Divorce can be a difficult process for many reasons, but the financial aspects of divorce can be especially daunting. Because married couples often have a considerable amount of shared assets, determining how these assets will be distributed is often a lengthy and emotional process. Subsequently, many divorcing spouses worry about common financial mistakes in divorce and how to avoid them. Thankfully, our experienced firm is here to help! To learn more, read this blog or reach out to a Morton Divorce Lawyer today for high-quality legal counseling!
WHAT ARE THE MOST COMMON FINANCIAL MISTAKES DURING ILLINOIS DIVORCE?
One of the most common mistakes in a divorce is making financial decisions based on emotions rather than logic. Divorce has a substantial impact on a person’s finances, and it’s crucial to be informed and organized when handling your finances during this process. Many spouses choose to keep the family home after a divorce for sentimental reasons, even if it’s not a great financial decision. It’s likely your financial status will be entirely different after the divorce has been finalized, and you’ll need to consider whether you can keep up with mortgage/rent payments, property taxes, and maintenance.
To effectively determine your finances after a divorce, you should track your expenses to figure out a reasonable monthly budget. It’s also important to take inflation into consideration. Instead of viewing your sources of income and assets separately when financial planning, you’ll need to view your finances as a whole to be successful.

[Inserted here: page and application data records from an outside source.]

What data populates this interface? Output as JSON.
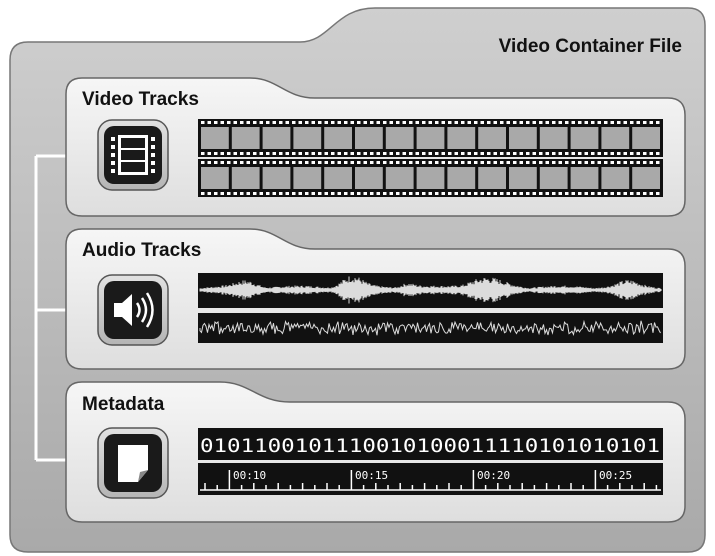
{
  "container": {
    "title": "Video Container File"
  },
  "panels": {
    "video": {
      "title": "Video Tracks",
      "icon": "film-strip-icon",
      "track_count": 2
    },
    "audio": {
      "title": "Audio Tracks",
      "icon": "speaker-icon",
      "track_count": 2
    },
    "metadata": {
      "title": "Metadata",
      "icon": "document-icon",
      "binary": "0101100101110010100011110101010101",
      "timeline_labels": [
        "00:10",
        "00:15",
        "00:20",
        "00:25"
      ]
    }
  },
  "colors": {
    "outer_fill": "#bdbdbd",
    "panel_fill": "#eeeeee",
    "dark": "#111111",
    "film_frame": "#aaaaaa",
    "connector": "#ffffff"
  }
}
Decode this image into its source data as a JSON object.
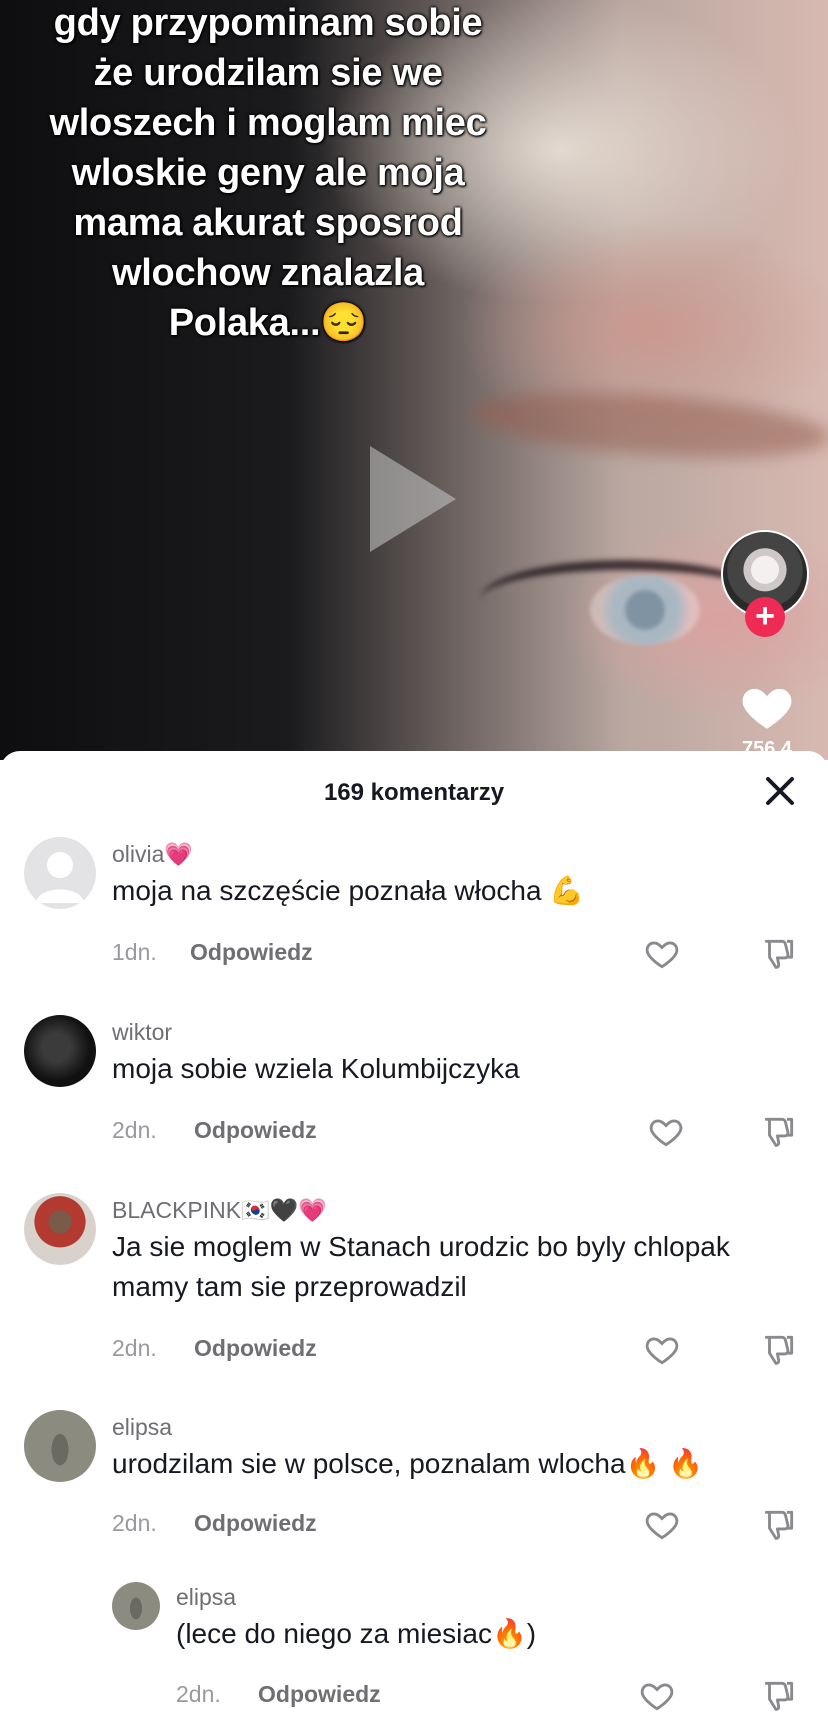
{
  "video": {
    "overlay_lines": [
      "gdy przypominam sobie",
      "że urodzilam sie we",
      "wloszech i moglam miec",
      "wloskie geny ale moja",
      "mama akurat sposrod",
      "wlochow znalazla",
      "Polaka...😔"
    ],
    "like_count": "756.4"
  },
  "sheet": {
    "title": "169 komentarzy"
  },
  "comments": [
    {
      "username": "olivia💗",
      "text": "moja na szczęście poznała włocha 💪",
      "time": "1dn.",
      "reply": "Odpowiedz"
    },
    {
      "username": "wiktor",
      "text": "moja sobie wziela Kolumbijczyka",
      "time": "2dn.",
      "reply": "Odpowiedz"
    },
    {
      "username": "BLACKPINK🇰🇷🖤💗",
      "text": "Ja sie moglem w Stanach urodzic bo byly chlopak mamy tam sie przeprowadzil",
      "time": "2dn.",
      "reply": "Odpowiedz"
    },
    {
      "username": "elipsa",
      "text": "urodzilam sie w polsce, poznalam wlocha🔥 🔥",
      "time": "2dn.",
      "reply": "Odpowiedz"
    },
    {
      "username": "elipsa",
      "text": "(lece do niego za miesiac🔥)",
      "time": "2dn.",
      "reply": "Odpowiedz"
    }
  ]
}
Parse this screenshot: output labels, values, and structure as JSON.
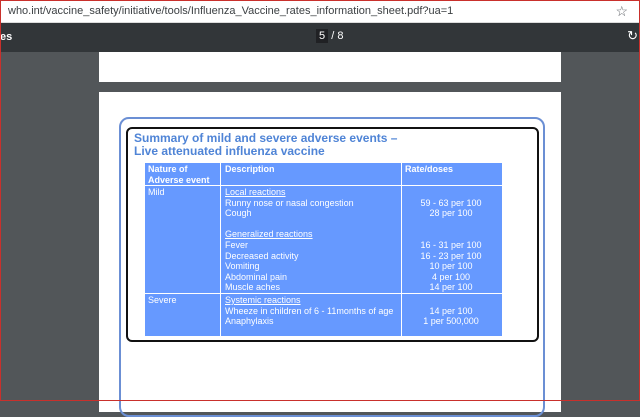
{
  "browser": {
    "url": "who.int/vaccine_safety/initiative/tools/Influenza_Vaccine_rates_information_sheet.pdf?ua=1",
    "bookmark_icon": "star-icon"
  },
  "pdf_toolbar": {
    "title_fragment": "es",
    "page_current": "5",
    "page_separator": "/",
    "page_total": "8",
    "rotate_icon": "refresh-icon"
  },
  "summary": {
    "title_line1": "Summary of mild and severe adverse events –",
    "title_line2": "Live attenuated influenza vaccine",
    "headers": {
      "nature_line1": "Nature of",
      "nature_line2": "Adverse event",
      "description": "Description",
      "rate": "Rate/doses"
    },
    "mild": {
      "label": "Mild",
      "local_heading": "Local reactions",
      "local": [
        {
          "desc": "Runny nose or nasal congestion",
          "rate": "59 - 63 per 100"
        },
        {
          "desc": "Cough",
          "rate": "28 per 100"
        }
      ],
      "general_heading": "Generalized reactions",
      "general": [
        {
          "desc": "Fever",
          "rate": "16 - 31 per 100"
        },
        {
          "desc": "Decreased activity",
          "rate": "16 - 23 per 100"
        },
        {
          "desc": "Vomiting",
          "rate": "10 per 100"
        },
        {
          "desc": "Abdominal pain",
          "rate": "4 per 100"
        },
        {
          "desc": "Muscle aches",
          "rate": "14 per 100"
        }
      ]
    },
    "severe": {
      "label": "Severe",
      "systemic_heading": "Systemic reactions",
      "items": [
        {
          "desc": "Wheeze in children of 6 - 11months of age",
          "rate": "14 per 100"
        },
        {
          "desc": "Anaphylaxis",
          "rate": "1 per 500,000"
        }
      ]
    }
  }
}
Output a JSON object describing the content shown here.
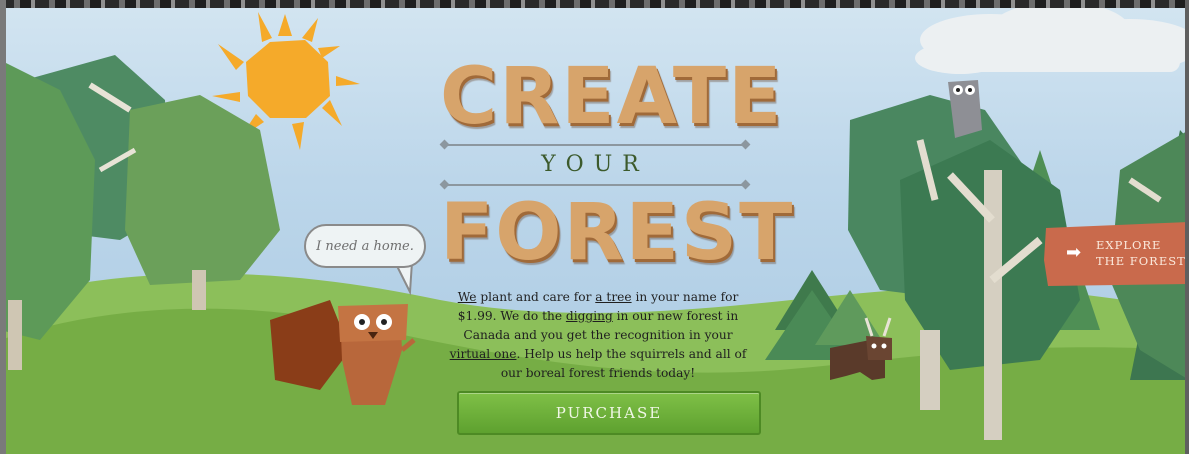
{
  "hero": {
    "title_top": "CREATE",
    "title_middle": "YOUR",
    "title_bottom": "FOREST",
    "description": {
      "p1": "We",
      "p2": " plant and care for ",
      "p3": "a tree",
      "p4": " in your name for $1.99. We do the ",
      "p5": "digging",
      "p6": " in our new forest in Canada and you get the recognition in your ",
      "p7": "virtual one",
      "p8": ". Help us help the squirrels and all of our boreal forest friends today!"
    },
    "purchase_label": "PURCHASE"
  },
  "speech_bubble": {
    "text": "I need a home."
  },
  "explore_button": {
    "line1": "EXPLORE",
    "line2": "THE FOREST"
  },
  "colors": {
    "sky": "#bcd6ea",
    "hill_green": "#7fb24a",
    "tree_green": "#4f8a5a",
    "purchase_green": "#6aad37",
    "explore_orange": "#c96a4c",
    "sun_orange": "#f5aa2a",
    "title_wood": "#d7a46b"
  },
  "icons": [
    "sun-icon",
    "cloud-icon",
    "squirrel-icon",
    "owl-icon",
    "bear-icon",
    "arrow-right-icon"
  ]
}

HOW ELSE CAN I SECURE MY FINANCES POST-DIVORCE?
Many spouses going through the divorce process may not be aware of certain policies that could benefit their financial situation. For example, if you’re still entitled to benefit from your ex-spouse’s retirement plan, you’ll need to secure a Qualified Domestic Relations Order (QDRO). You’ll need this legal document in order to still receive payments from your ex-spouse’s financial plans, and a divorce attorney can help you attain one.
If your spouse will be required to pay you spousal support (AKA alimony) and/or child support after the divorce, you may want to make sure that your spouse has disability insurance or life insurance. This ensures that you’ll still be able to receive your payments in the event that your spouse is unable to pay.
Are you considering divorce or just beginning the divorce process? Are you looking for a talented divorce attorney who has your best interests in mind? Look no further because Butler, Giruado & Meister, PC is here to help! Contact our effective team today for an initial consultation.